- Joe Benesh is a senior architect with Shive-Hattery and president + CEO of the Ingenuity Company, a strategic planning, diagramming, framework development, and design thinking consulting firm.
In my last post, we discussed the differences between leadership and management: finding the proper balance between the two and the problems that arise if they fall out of balance. In this post, I would like to explore that concept further in the context of organizational design. In his book, "Exponential Organizations" (a book I highly recommend), Salim Ismail talks about a company called Holacracy. Holacracy has taken frameworks from the start-up world (such as Agile and Lean) and applied them to its organization in a broad-based way. As he describes it:
Holacracy is defined as a social technology or system of organizational governance, in which authority and decision-making are distributed via fractal, self-organizing teams, rather than being vested at the top of a hierarchy. (Ismail, p.104)
How does this relate to our earlier conversation about the lever arms of leadership and management? Ismail has the answer to that as well:
…hierarchies tend to be competence-based hierarchies, relying more on peer accountability than on authority-based accountability…(Ismail, p.105)
To me, this describes the nature of how healthy businesses can operationally adjust to balance the needs of management with employees. The management-based structure of organizations will inherently resist this, as there will be a loss of control. But, as stated in the last post, the accountability will increase.
Companies with the courage to self-organize based on competencies with direct peer accountability align with the emerging workforce of millennials, who have grown up as the products of social networks and rapidly accelerating technologies and modes of communication. Management-modeled authority structures tend to slow down innovation, as they are mired down in policy frameworks and defined by boundaries.
Inversely, holacracy in leadership structures allow there to be reduced latency in the adaptability of employees to take on new projects, innovate, and self-regulate. The fractal nature of these teams that Ismail refers to creates an environment conducive to rapid protoyping, failure learning, and optimized product or service delivery models.
I am not advocating for the elimination of all management structures, but I do feel that things in the organizational development ecosystem are evolving. Those in the marketplace that are able to be responsive to build upon the strengths of the emerging workforce are the companies that will continue to grow, increase their curb appeal for potential employees, and produce better products for clients.
Valve Corporation is a video game development company that was founded by former Microsoft employees in 1996. Valve is almost completely run as a flat organization, run by its employees. Individuals select/create their own projects, there are no managers, and employees can also hire employees to work on their projects.
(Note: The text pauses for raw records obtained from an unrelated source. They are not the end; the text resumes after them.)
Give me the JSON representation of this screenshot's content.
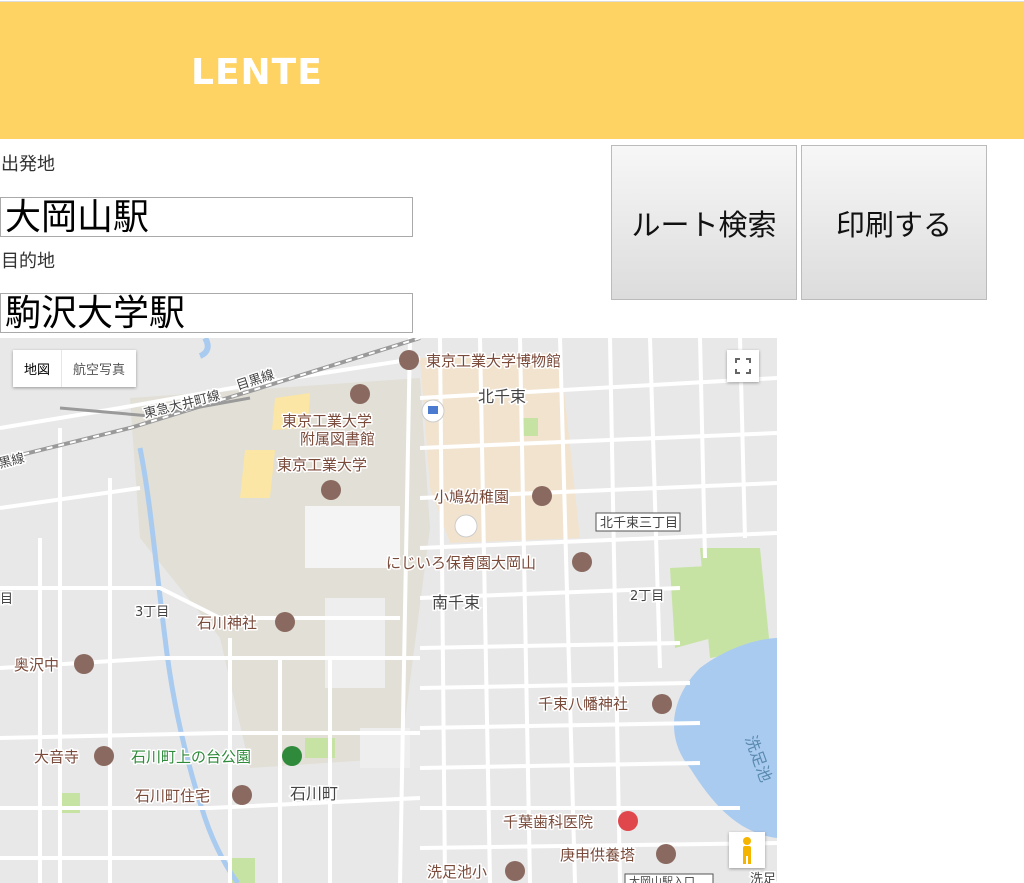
{
  "header": {
    "logo": "LENTE",
    "bg_color": "#ffd363"
  },
  "form": {
    "origin_label": "出発地",
    "origin_value": "大岡山駅",
    "destination_label": "目的地",
    "destination_value": "駒沢大学駅"
  },
  "actions": {
    "route_search": "ルート検索",
    "print": "印刷する"
  },
  "map": {
    "type_map": "地図",
    "type_aerial": "航空写真",
    "labels": {
      "museum": "東京工業大学博物館",
      "kitasenzoku": "北千束",
      "library_1": "東京工業大学",
      "library_2": "附属図書館",
      "university": "東京工業大学",
      "oimachi_line": "東急大井町線",
      "meguro_line": "目黒線",
      "meguro_line_2": "黒線",
      "kobato": "小鳩幼稚園",
      "kitasenzoku3": "北千束三丁目",
      "nijiiro": "にじいろ保育園大岡山",
      "minamisenzoku": "南千束",
      "chome2": "2丁目",
      "chome3": "3丁目",
      "ishikawa_shrine": "石川神社",
      "okusawa": "奥沢中",
      "senzoku_hachiman": "千束八幡神社",
      "senzokuike": "洗足池",
      "daionji": "大音寺",
      "ishikawa_park": "石川町上の台公園",
      "ishikawa_housing": "石川町住宅",
      "ishikawamachi": "石川町",
      "chiba_dental": "千葉歯科医院",
      "koshin": "庚申供養塔",
      "senzokuike_sho": "洗足池小",
      "ookayama_entrance": "大岡山駅入口",
      "edge_e": "目",
      "edge_senzoku": "洗足"
    }
  }
}
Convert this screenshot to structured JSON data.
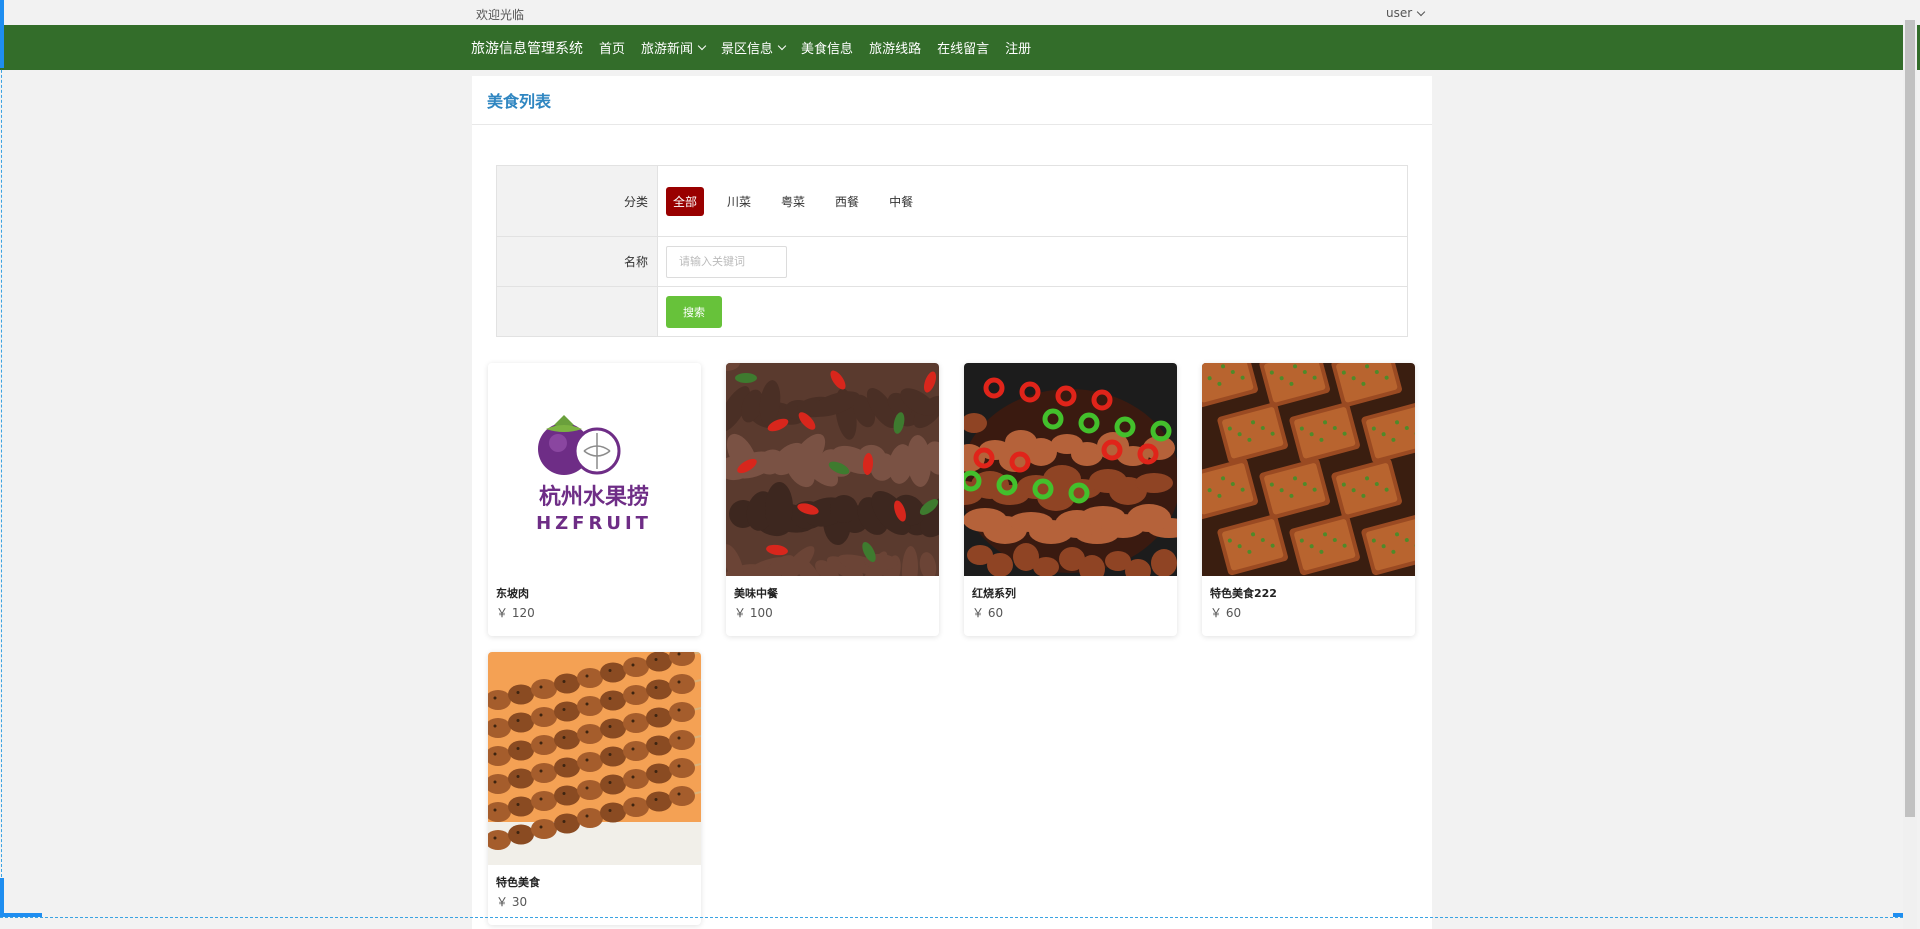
{
  "topbar": {
    "welcome": "欢迎光临",
    "user": "user"
  },
  "nav": {
    "brand": "旅游信息管理系统",
    "items": [
      {
        "label": "首页",
        "dropdown": false
      },
      {
        "label": "旅游新闻",
        "dropdown": true
      },
      {
        "label": "景区信息",
        "dropdown": true
      },
      {
        "label": "美食信息",
        "dropdown": false
      },
      {
        "label": "旅游线路",
        "dropdown": false
      },
      {
        "label": "在线留言",
        "dropdown": false
      },
      {
        "label": "注册",
        "dropdown": false
      }
    ]
  },
  "panel": {
    "title": "美食列表"
  },
  "filter": {
    "category_label": "分类",
    "categories": [
      "全部",
      "川菜",
      "粤菜",
      "西餐",
      "中餐"
    ],
    "selected_category": "全部",
    "name_label": "名称",
    "name_placeholder": "请输入关键词",
    "name_value": "",
    "search_button": "搜索"
  },
  "foods": [
    {
      "name": "东坡肉",
      "price": "￥ 120",
      "image": "logo"
    },
    {
      "name": "美味中餐",
      "price": "￥ 100",
      "image": "beef-pepper"
    },
    {
      "name": "红烧系列",
      "price": "￥ 60",
      "image": "braised"
    },
    {
      "name": "特色美食222",
      "price": "￥ 60",
      "image": "tofu"
    },
    {
      "name": "特色美食",
      "price": "￥ 30",
      "image": "skewers"
    }
  ],
  "logo": {
    "cn": "杭州水果捞",
    "en": "HZFRUIT"
  },
  "colors": {
    "nav": "#336d2a",
    "accent": "#2f86c1",
    "active_category": "#990000",
    "search_button": "#67c23a"
  }
}
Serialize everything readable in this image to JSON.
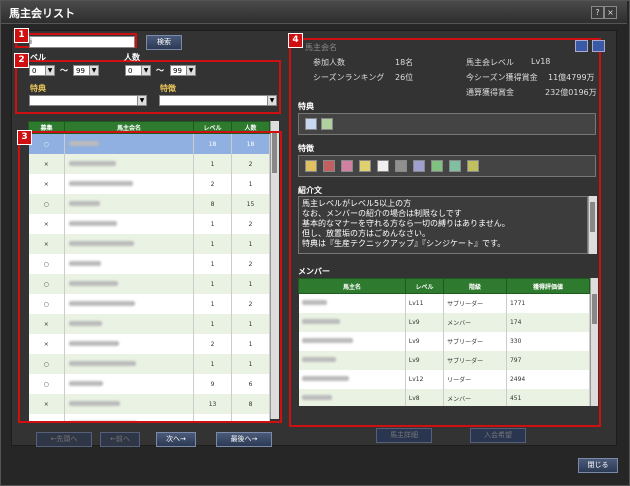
{
  "window": {
    "title": "馬主会リスト",
    "help": "?",
    "close": "×"
  },
  "badges": [
    "1",
    "2",
    "3",
    "4"
  ],
  "search": {
    "value": "i",
    "button": "検索"
  },
  "filters": {
    "level_label": "ベル",
    "member_label": "人数",
    "level_min": "0",
    "level_max": "99",
    "member_min": "0",
    "member_max": "99",
    "tilde": "〜",
    "perk_label": "特典",
    "trait_label": "特徴",
    "perk_value": "",
    "trait_value": ""
  },
  "list": {
    "headers": [
      "募集",
      "馬主会名",
      "レベル",
      "人数"
    ],
    "rows": [
      {
        "recruit": "○",
        "level": "18",
        "members": "18"
      },
      {
        "recruit": "×",
        "level": "1",
        "members": "2"
      },
      {
        "recruit": "×",
        "level": "2",
        "members": "1"
      },
      {
        "recruit": "○",
        "level": "8",
        "members": "15"
      },
      {
        "recruit": "×",
        "level": "1",
        "members": "2"
      },
      {
        "recruit": "×",
        "level": "1",
        "members": "1"
      },
      {
        "recruit": "○",
        "level": "1",
        "members": "2"
      },
      {
        "recruit": "○",
        "level": "1",
        "members": "1"
      },
      {
        "recruit": "○",
        "level": "1",
        "members": "2"
      },
      {
        "recruit": "×",
        "level": "1",
        "members": "1"
      },
      {
        "recruit": "×",
        "level": "2",
        "members": "1"
      },
      {
        "recruit": "○",
        "level": "1",
        "members": "1"
      },
      {
        "recruit": "○",
        "level": "9",
        "members": "6"
      },
      {
        "recruit": "×",
        "level": "13",
        "members": "8"
      },
      {
        "recruit": "×",
        "level": "1",
        "members": "1"
      }
    ]
  },
  "pager": {
    "first": "←先頭へ",
    "prev": "←前へ",
    "next": "次へ→",
    "last": "最後へ→"
  },
  "detail": {
    "club_name": "馬主会名",
    "stats": [
      {
        "label": "参加人数",
        "value": "18名"
      },
      {
        "label": "シーズンランキング",
        "value": "26位"
      },
      {
        "label": "馬主会レベル",
        "value": "Lv18"
      },
      {
        "label": "今シーズン獲得賞金",
        "value": "11億4799万"
      },
      {
        "label": "通算獲得賞金",
        "value": "232億0196万"
      }
    ],
    "perk_title": "特典",
    "trait_title": "特徴",
    "intro_title": "紹介文",
    "intro_lines": [
      "馬主レベルがレベル5以上の方",
      "なお、メンバーの紹介の場合は制限なしです",
      "基本的なマナーを守れる方なら一切の縛りはありません。",
      "但し、放置垢の方はごめんなさい。",
      "特典は『生産テクニックアップ』『シンジケート』です。"
    ],
    "member_title": "メンバー",
    "member_headers": [
      "馬主名",
      "レベル",
      "階級",
      "獲得評価値"
    ],
    "members": [
      {
        "level": "Lv11",
        "rank": "サブリーダー",
        "value": "1771"
      },
      {
        "level": "Lv9",
        "rank": "メンバー",
        "value": "174"
      },
      {
        "level": "Lv9",
        "rank": "サブリーダー",
        "value": "330"
      },
      {
        "level": "Lv9",
        "rank": "サブリーダー",
        "value": "797"
      },
      {
        "level": "Lv12",
        "rank": "リーダー",
        "value": "2494"
      },
      {
        "level": "Lv8",
        "rank": "メンバー",
        "value": "451"
      }
    ],
    "owner_detail": "馬主詳細",
    "join_request": "入会希望"
  },
  "close_button": "閉じる"
}
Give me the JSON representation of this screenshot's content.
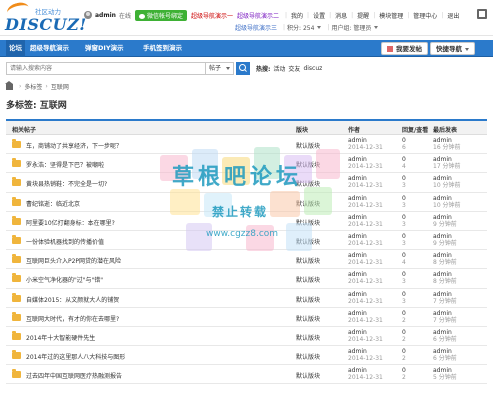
{
  "brand": {
    "logo_text": "DISCUZ!",
    "sub_text": "社区动力"
  },
  "userbar": {
    "username": "admin",
    "status": "在线",
    "wechat": "微信帐号绑定",
    "promo1": "超级导航演示一",
    "promo2": "超级导航演示二",
    "links": [
      "我的",
      "设置",
      "消息",
      "提醒",
      "模块管理",
      "管理中心",
      "退出"
    ]
  },
  "credits": {
    "promo3": "超级导航演示三",
    "label": "积分: 254",
    "group": "用户组: 管理员"
  },
  "nav": {
    "items": [
      "论坛",
      "超级导航演示",
      "弹窗DIY演示",
      "手机签到演示"
    ],
    "post_button": "我要发帖",
    "quick_button": "快捷导航"
  },
  "search": {
    "placeholder": "请输入搜索内容",
    "type": "帖子",
    "hot_label": "热搜:",
    "hot_words": [
      "活动",
      "交友",
      "discuz"
    ]
  },
  "breadcrumb": {
    "items": [
      "多标签",
      "互联网"
    ]
  },
  "page_title": "多标签: 互联网",
  "table": {
    "headers": [
      "相关帖子",
      "版块",
      "作者",
      "回复/查看",
      "最后发表"
    ],
    "rows": [
      {
        "title": "车，商铺动了共享经济，下一步呢？",
        "forum": "默认版块",
        "author": "admin",
        "date": "2014-12-31",
        "replies": "0",
        "views": "6",
        "last_author": "admin",
        "last_time": "16 分钟前"
      },
      {
        "title": "罗永浩：坚得是下巴？被嘲啦",
        "forum": "默认版块",
        "author": "admin",
        "date": "2014-12-31",
        "replies": "0",
        "views": "4",
        "last_author": "admin",
        "last_time": "17 分钟前"
      },
      {
        "title": "黄块县热销鞋：不完全是一切?",
        "forum": "默认版块",
        "author": "admin",
        "date": "2014-12-31",
        "replies": "0",
        "views": "3",
        "last_author": "admin",
        "last_time": "10 分钟前"
      },
      {
        "title": "曹纪铭逝：临近北京",
        "forum": "默认版块",
        "author": "admin",
        "date": "2014-12-31",
        "replies": "0",
        "views": "3",
        "last_author": "admin",
        "last_time": "10 分钟前"
      },
      {
        "title": "阿里要10亿打翻身标：本在哪里?",
        "forum": "默认版块",
        "author": "admin",
        "date": "2014-12-31",
        "replies": "0",
        "views": "3",
        "last_author": "admin",
        "last_time": "9 分钟前"
      },
      {
        "title": "一份体验机器找到的传播价值",
        "forum": "默认版块",
        "author": "admin",
        "date": "2014-12-31",
        "replies": "0",
        "views": "3",
        "last_author": "admin",
        "last_time": "9 分钟前"
      },
      {
        "title": "互联网巨头介入P2P网贷的潜在风险",
        "forum": "默认版块",
        "author": "admin",
        "date": "2014-12-31",
        "replies": "0",
        "views": "4",
        "last_author": "admin",
        "last_time": "8 分钟前"
      },
      {
        "title": "小米空气净化器的\"过\"与\"错\"",
        "forum": "默认版块",
        "author": "admin",
        "date": "2014-12-31",
        "replies": "0",
        "views": "3",
        "last_author": "admin",
        "last_time": "8 分钟前"
      },
      {
        "title": "自媒体2015：从文颜就大人的铺贺",
        "forum": "默认版块",
        "author": "admin",
        "date": "2014-12-31",
        "replies": "0",
        "views": "3",
        "last_author": "admin",
        "last_time": "7 分钟前"
      },
      {
        "title": "互联网大时代，有才的你在去哪里?",
        "forum": "默认版块",
        "author": "admin",
        "date": "2014-12-31",
        "replies": "0",
        "views": "2",
        "last_author": "admin",
        "last_time": "7 分钟前"
      },
      {
        "title": "2014年十大智能硬件先生",
        "forum": "默认版块",
        "author": "admin",
        "date": "2014-12-31",
        "replies": "0",
        "views": "2",
        "last_author": "admin",
        "last_time": "6 分钟前"
      },
      {
        "title": "2014年过的这里那人八大科技与图形",
        "forum": "默认版块",
        "author": "admin",
        "date": "2014-12-31",
        "replies": "0",
        "views": "2",
        "last_author": "admin",
        "last_time": "6 分钟前"
      },
      {
        "title": "过去四年中国互联网医疗热融测报告",
        "forum": "默认版块",
        "author": "admin",
        "date": "2014-12-31",
        "replies": "0",
        "views": "2",
        "last_author": "admin",
        "last_time": "5 分钟前"
      }
    ]
  },
  "watermark": {
    "line1": "草根吧论坛",
    "line2": "禁止转载",
    "line3": "www.cgzz8.com"
  },
  "colors": {
    "accent": "#2b7acb",
    "wechat": "#3eb135",
    "promo_red": "#cc0000",
    "promo_purple": "#7a1ac0",
    "folder": "#f0b53c",
    "watermark": "#1f9bbf"
  }
}
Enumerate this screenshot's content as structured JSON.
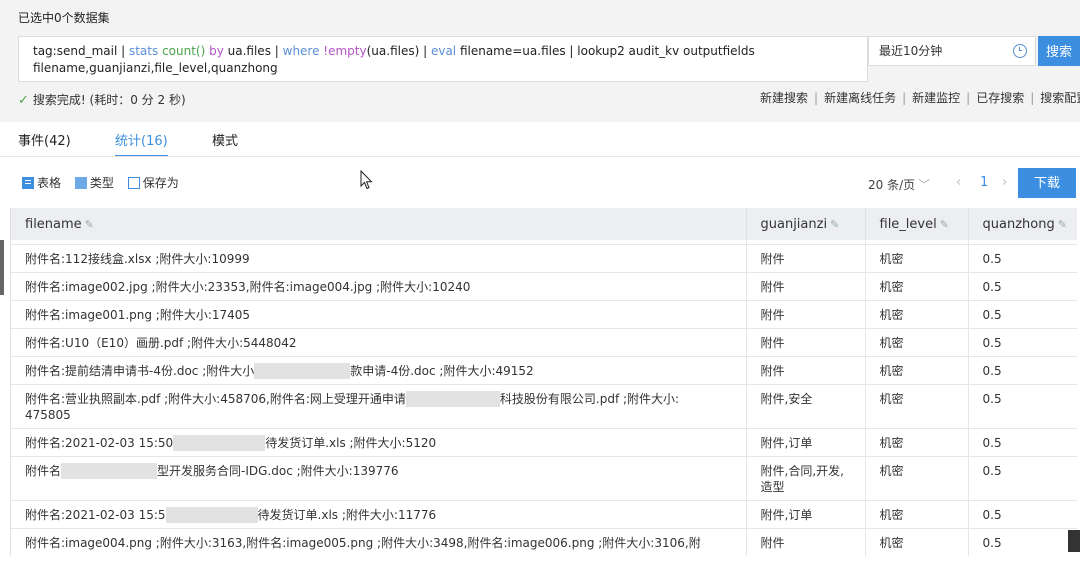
{
  "header": {
    "selected_title": "已选中0个数据集",
    "query": {
      "p1": "tag:send_mail | ",
      "p2": "stats ",
      "p3": "count()",
      "p4": " by ",
      "p5": "ua.files | ",
      "p6": "where ",
      "p7": "!empty",
      "p8": "(ua.files) | ",
      "p9": "eval",
      "p10": " filename=ua.files | lookup2 audit_kv outputfields filename,guanjianzi,file_level,quanzhong"
    },
    "time_range": "最近10分钟",
    "search_label": "搜索"
  },
  "status": {
    "done": "搜索完成!",
    "elapsed": "(耗时：0 分 2 秒)"
  },
  "links": [
    "新建搜索",
    "新建离线任务",
    "新建监控",
    "已存搜索",
    "搜索配置"
  ],
  "tabs": {
    "events": "事件(42)",
    "stats": "统计(16)",
    "mode": "模式"
  },
  "toolbar": {
    "table": "表格",
    "type": "类型",
    "save_as": "保存为"
  },
  "pager": {
    "page_size": "20 条/页",
    "current_page": "1",
    "download": "下载"
  },
  "table": {
    "columns": [
      "filename",
      "guanjianzi",
      "file_level",
      "quanzhong"
    ],
    "rows": [
      {
        "a": "附件名:112接线盒.xlsx ;附件大小:10999",
        "b": "附件",
        "c": "机密",
        "d": "0.5"
      },
      {
        "a": "附件名:image002.jpg ;附件大小:23353,附件名:image004.jpg ;附件大小:10240",
        "b": "附件",
        "c": "机密",
        "d": "0.5"
      },
      {
        "a": "附件名:image001.png ;附件大小:17405",
        "b": "附件",
        "c": "机密",
        "d": "0.5"
      },
      {
        "a": "附件名:U10（E10）画册.pdf ;附件大小:5448042",
        "b": "附件",
        "c": "机密",
        "d": "0.5"
      },
      {
        "a1": "附件名:提前结清申请书-4份.doc ;附件大小",
        "a2": "款申请-4份.doc ;附件大小:49152",
        "b": "附件",
        "c": "机密",
        "d": "0.5"
      },
      {
        "a1": "附件名:营业执照副本.pdf ;附件大小:458706,附件名:网上受理开通申请",
        "a2": "科技股份有限公司.pdf ;附件大小:",
        "a3": "475805",
        "b": "附件,安全",
        "c": "机密",
        "d": "0.5"
      },
      {
        "a1": "附件名:2021-02-03 15:50",
        "a2": "待发货订单.xls ;附件大小:5120",
        "b": "附件,订单",
        "c": "机密",
        "d": "0.5"
      },
      {
        "a1": "附件名",
        "a2": "型开发服务合同-IDG.doc ;附件大小:139776",
        "b": "附件,合同,开发,造型",
        "c": "机密",
        "d": "0.5"
      },
      {
        "a1": "附件名:2021-02-03 15:5",
        "a2": "待发货订单.xls ;附件大小:11776",
        "b": "附件,订单",
        "c": "机密",
        "d": "0.5"
      },
      {
        "a": "附件名:image004.png ;附件大小:3163,附件名:image005.png ;附件大小:3498,附件名:image006.png ;附件大小:3106,附",
        "b": "附件",
        "c": "机密",
        "d": "0.5"
      }
    ]
  }
}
During Valve’s 19-year history, they have been responsible for creating not only some of the most innovative modern video games, but an Internet-based distribution system for online gaming. The company was estimated to be worth close to $3 billion in 2012. (Image to right is from Valve's employee manual)
I included Valve as an example to illustrate that holacracy truly works. I would argue that it may not work for every corporation or organization, but combining this model with the balance argued for in the last post between leadership and management, you can produce a formula for success in the modern organization. Every organization has an equilibrium point. One with responsive, engaged, and self-starting employees, ready to interact in an environment where leadership and accountability are dynamic and innovation can flourish with almost zero latency.
Please follow: @ingenuitycmpny